**WORK TO COMPLETE:** Give back, unchanged, the lines from the one containing "Give me the JSON representation of this screenshot's content." to the end of the listing, inclusive of both.

**WORKING DATA:**
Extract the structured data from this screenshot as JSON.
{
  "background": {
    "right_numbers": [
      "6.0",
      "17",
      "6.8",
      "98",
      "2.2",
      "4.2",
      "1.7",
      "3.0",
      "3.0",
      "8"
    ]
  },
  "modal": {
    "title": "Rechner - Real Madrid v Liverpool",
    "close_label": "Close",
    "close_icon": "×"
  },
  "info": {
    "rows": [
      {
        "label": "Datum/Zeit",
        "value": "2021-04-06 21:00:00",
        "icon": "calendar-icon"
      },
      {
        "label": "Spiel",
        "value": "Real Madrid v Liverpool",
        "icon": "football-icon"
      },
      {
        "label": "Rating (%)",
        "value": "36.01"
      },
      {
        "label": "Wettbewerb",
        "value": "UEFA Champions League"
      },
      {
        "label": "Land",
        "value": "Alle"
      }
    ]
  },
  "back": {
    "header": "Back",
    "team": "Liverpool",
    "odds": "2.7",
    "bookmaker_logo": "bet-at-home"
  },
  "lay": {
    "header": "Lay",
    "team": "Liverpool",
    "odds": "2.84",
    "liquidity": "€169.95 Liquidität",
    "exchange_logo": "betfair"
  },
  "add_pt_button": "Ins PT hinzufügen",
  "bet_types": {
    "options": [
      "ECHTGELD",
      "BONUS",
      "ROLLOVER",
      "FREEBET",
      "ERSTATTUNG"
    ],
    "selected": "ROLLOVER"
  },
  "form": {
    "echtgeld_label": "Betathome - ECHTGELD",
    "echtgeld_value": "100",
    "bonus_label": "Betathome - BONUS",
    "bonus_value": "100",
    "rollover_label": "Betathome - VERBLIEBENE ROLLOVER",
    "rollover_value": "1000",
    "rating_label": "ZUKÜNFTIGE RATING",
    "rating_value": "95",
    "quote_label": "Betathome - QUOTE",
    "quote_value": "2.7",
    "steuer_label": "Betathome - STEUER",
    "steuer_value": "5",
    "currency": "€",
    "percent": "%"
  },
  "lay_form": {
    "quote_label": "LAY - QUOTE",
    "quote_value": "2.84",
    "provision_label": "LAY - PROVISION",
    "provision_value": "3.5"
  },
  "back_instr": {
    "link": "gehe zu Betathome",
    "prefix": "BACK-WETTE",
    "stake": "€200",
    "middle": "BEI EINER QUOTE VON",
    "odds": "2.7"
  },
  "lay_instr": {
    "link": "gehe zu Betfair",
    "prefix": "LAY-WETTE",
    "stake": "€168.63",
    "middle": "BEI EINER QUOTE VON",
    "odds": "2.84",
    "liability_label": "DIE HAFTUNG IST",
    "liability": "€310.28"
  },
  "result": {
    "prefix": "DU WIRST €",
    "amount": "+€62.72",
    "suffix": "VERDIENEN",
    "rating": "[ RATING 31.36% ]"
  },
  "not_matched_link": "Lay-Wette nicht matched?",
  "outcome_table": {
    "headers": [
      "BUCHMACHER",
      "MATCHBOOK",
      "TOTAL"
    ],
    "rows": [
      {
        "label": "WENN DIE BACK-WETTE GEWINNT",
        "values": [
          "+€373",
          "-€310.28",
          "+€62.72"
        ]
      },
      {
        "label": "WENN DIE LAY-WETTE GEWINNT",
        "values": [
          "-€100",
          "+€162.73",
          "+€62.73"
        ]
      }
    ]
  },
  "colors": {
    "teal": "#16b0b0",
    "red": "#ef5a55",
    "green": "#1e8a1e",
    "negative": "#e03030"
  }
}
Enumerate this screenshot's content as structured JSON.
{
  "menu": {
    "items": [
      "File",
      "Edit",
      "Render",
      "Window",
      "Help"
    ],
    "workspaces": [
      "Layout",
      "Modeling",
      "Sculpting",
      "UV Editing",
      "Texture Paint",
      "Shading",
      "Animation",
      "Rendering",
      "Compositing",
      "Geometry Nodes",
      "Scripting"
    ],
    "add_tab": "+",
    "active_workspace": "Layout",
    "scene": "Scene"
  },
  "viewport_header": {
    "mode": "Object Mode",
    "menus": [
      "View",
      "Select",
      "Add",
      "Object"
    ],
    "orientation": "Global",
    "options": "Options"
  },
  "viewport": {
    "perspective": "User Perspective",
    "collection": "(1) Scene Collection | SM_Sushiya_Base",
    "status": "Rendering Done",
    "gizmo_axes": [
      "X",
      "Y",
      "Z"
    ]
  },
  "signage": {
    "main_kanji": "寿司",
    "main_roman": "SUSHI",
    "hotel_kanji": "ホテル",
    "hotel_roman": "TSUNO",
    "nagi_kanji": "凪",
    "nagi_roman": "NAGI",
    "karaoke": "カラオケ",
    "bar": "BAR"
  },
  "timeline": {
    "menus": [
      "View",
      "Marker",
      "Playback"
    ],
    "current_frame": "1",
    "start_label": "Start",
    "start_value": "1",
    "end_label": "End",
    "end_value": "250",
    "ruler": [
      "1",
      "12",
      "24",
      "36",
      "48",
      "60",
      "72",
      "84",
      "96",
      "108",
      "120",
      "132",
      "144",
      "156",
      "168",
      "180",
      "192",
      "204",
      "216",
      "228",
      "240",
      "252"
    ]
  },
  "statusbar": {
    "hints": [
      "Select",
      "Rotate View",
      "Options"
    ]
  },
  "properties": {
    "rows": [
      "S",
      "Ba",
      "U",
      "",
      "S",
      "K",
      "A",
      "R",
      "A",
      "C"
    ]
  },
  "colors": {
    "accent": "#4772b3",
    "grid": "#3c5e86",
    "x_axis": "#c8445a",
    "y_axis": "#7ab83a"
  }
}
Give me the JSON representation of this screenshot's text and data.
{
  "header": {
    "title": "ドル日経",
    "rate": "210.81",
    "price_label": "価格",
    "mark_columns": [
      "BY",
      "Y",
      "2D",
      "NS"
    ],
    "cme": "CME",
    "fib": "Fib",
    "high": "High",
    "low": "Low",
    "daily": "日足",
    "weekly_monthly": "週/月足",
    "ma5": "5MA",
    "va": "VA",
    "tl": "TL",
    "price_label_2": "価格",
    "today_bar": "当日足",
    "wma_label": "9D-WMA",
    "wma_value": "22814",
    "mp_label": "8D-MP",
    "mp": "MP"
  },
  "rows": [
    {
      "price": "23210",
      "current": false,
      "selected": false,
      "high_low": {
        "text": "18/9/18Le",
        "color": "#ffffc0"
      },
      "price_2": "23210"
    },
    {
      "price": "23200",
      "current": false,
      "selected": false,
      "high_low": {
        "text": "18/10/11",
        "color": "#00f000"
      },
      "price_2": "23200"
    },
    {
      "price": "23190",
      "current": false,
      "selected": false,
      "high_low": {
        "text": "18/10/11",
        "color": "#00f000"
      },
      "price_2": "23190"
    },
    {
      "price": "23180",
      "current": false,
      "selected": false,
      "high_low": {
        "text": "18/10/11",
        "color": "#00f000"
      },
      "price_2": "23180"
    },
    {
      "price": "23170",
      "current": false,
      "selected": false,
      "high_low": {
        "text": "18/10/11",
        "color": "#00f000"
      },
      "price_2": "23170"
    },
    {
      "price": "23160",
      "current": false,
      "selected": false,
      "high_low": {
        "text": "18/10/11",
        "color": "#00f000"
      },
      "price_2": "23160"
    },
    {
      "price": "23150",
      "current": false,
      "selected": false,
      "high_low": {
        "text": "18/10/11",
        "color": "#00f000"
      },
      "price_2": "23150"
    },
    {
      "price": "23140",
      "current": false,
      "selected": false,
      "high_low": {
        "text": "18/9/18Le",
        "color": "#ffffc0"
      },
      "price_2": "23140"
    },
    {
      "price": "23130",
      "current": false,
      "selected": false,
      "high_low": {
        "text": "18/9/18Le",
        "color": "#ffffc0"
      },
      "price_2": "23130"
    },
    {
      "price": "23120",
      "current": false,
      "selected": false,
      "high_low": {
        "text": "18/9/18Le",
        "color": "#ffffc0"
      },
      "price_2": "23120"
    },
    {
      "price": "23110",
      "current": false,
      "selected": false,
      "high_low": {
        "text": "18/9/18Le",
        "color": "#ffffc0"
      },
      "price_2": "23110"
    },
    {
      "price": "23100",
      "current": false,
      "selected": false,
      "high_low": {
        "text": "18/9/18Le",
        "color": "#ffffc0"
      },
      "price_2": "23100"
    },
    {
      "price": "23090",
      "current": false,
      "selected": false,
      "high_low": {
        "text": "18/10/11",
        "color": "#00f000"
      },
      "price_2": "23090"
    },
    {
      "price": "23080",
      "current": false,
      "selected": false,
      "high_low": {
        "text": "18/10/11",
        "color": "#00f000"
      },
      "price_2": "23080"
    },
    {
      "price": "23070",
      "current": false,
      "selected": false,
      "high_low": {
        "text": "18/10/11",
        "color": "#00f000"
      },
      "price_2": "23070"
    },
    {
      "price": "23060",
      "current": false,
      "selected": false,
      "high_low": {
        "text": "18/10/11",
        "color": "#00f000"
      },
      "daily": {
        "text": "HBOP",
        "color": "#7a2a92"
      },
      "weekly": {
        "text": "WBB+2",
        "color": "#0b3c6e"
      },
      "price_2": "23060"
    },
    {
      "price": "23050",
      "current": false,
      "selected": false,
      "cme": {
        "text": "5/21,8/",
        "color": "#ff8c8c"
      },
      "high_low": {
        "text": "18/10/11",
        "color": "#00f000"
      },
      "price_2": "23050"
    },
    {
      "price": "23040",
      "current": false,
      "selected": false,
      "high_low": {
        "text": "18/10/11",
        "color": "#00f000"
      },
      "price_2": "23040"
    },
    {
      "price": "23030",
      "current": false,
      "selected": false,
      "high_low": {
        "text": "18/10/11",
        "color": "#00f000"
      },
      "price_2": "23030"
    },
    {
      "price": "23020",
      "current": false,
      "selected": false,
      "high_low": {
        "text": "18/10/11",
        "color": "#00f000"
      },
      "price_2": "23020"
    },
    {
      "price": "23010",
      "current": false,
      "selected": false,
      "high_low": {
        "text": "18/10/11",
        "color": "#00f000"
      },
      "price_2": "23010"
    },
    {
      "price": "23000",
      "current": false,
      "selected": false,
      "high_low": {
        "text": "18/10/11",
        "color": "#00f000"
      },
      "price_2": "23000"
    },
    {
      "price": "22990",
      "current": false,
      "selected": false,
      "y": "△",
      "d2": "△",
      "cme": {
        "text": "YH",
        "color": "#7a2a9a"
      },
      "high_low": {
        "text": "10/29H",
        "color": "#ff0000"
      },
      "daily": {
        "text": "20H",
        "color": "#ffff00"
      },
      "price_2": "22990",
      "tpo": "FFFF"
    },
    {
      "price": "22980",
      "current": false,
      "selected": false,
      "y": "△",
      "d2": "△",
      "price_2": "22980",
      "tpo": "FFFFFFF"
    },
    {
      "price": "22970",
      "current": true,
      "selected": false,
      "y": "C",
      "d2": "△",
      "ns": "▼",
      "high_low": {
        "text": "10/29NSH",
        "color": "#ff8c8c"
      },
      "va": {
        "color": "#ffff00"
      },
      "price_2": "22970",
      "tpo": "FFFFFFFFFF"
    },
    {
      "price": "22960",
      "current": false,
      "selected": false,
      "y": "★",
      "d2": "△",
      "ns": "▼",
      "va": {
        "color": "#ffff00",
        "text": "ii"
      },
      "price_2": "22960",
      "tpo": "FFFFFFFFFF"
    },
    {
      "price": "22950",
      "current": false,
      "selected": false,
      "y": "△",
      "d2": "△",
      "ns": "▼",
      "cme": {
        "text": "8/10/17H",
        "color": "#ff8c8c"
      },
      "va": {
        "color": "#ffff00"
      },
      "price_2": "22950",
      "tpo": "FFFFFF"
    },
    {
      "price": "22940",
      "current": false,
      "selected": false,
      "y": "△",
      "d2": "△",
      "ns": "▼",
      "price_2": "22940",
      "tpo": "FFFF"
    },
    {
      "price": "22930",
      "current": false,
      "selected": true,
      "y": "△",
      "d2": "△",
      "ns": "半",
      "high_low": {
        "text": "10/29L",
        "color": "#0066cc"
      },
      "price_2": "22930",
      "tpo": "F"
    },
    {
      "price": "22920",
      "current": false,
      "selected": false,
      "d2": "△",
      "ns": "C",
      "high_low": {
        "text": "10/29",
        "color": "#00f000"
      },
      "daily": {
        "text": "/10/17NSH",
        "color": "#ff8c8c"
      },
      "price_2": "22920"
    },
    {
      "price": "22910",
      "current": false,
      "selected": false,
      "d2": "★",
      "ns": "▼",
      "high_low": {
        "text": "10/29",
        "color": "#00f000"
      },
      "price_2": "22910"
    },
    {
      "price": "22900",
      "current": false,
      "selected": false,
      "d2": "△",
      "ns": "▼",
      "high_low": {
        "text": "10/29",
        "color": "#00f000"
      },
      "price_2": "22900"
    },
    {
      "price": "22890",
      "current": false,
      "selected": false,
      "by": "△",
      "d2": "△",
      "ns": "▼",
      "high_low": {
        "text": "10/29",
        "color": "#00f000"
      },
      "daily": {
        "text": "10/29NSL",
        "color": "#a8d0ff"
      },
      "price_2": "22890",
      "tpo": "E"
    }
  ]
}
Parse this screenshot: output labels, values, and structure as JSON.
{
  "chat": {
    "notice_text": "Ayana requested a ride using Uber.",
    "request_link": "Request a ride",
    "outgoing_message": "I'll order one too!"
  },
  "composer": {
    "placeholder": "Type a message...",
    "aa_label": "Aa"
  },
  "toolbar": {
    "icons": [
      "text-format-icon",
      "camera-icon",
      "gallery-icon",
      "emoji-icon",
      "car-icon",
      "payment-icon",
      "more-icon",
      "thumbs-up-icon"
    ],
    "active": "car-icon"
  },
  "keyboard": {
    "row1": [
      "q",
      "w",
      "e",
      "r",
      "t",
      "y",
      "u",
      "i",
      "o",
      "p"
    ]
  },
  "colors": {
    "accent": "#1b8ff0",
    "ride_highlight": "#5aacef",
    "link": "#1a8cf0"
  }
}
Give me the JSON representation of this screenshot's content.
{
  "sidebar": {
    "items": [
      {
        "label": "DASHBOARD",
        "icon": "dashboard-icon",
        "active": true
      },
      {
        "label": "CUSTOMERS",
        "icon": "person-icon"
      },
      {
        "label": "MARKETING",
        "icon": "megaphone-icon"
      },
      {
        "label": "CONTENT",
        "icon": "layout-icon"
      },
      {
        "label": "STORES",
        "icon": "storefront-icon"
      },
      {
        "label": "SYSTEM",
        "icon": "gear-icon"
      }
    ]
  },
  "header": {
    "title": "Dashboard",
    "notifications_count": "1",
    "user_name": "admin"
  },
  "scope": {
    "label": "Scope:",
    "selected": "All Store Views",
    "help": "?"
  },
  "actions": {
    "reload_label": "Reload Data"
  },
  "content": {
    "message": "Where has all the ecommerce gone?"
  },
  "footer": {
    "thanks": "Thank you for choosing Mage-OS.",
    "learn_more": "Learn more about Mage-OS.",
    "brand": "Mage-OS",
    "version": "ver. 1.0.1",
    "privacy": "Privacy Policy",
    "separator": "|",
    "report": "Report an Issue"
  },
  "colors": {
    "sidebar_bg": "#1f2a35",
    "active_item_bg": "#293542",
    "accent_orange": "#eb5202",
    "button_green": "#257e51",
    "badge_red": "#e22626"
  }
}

**EXERCISE ANSWER:**
Give me the JSON representation of this screenshot's content.
{
  "sidebar": {
    "items": [
      {
        "label": "DASHBOARD",
        "icon": "dashboard-icon",
        "active": true
      },
      {
        "label": "CUSTOMERS",
        "icon": "person-icon"
      },
      {
        "label": "MARKETING",
        "icon": "megaphone-icon"
      },
      {
        "label": "CONTENT",
        "icon": "layout-icon"
      },
      {
        "label": "STORES",
        "icon": "storefront-icon"
      },
      {
        "label": "SYSTEM",
        "icon": "gear-icon"
      }
    ]
  },
  "header": {
    "title": "Dashboard",
    "notifications_count": "1",
    "user_name": "admin"
  },
  "scope": {
    "label": "Scope:",
    "selected": "All Store Views",
    "help": "?"
  },
  "actions": {
    "reload_label": "Reload Data"
  },
  "content": {
    "message": "Where has all the ecommerce gone?"
  },
  "footer": {
    "thanks": "Thank you for choosing Mage-OS.",
    "learn_more": "Learn more about Mage-OS.",
    "brand": "Mage-OS",
    "version": "ver. 1.0.1",
    "privacy": "Privacy Policy",
    "separator": "|",
    "report": "Report an Issue"
  },
  "colors": {
    "sidebar_bg": "#1f2a35",
    "active_item_bg": "#293542",
    "accent_orange": "#eb5202",
    "button_green": "#257e51",
    "badge_red": "#e22626"
  }
}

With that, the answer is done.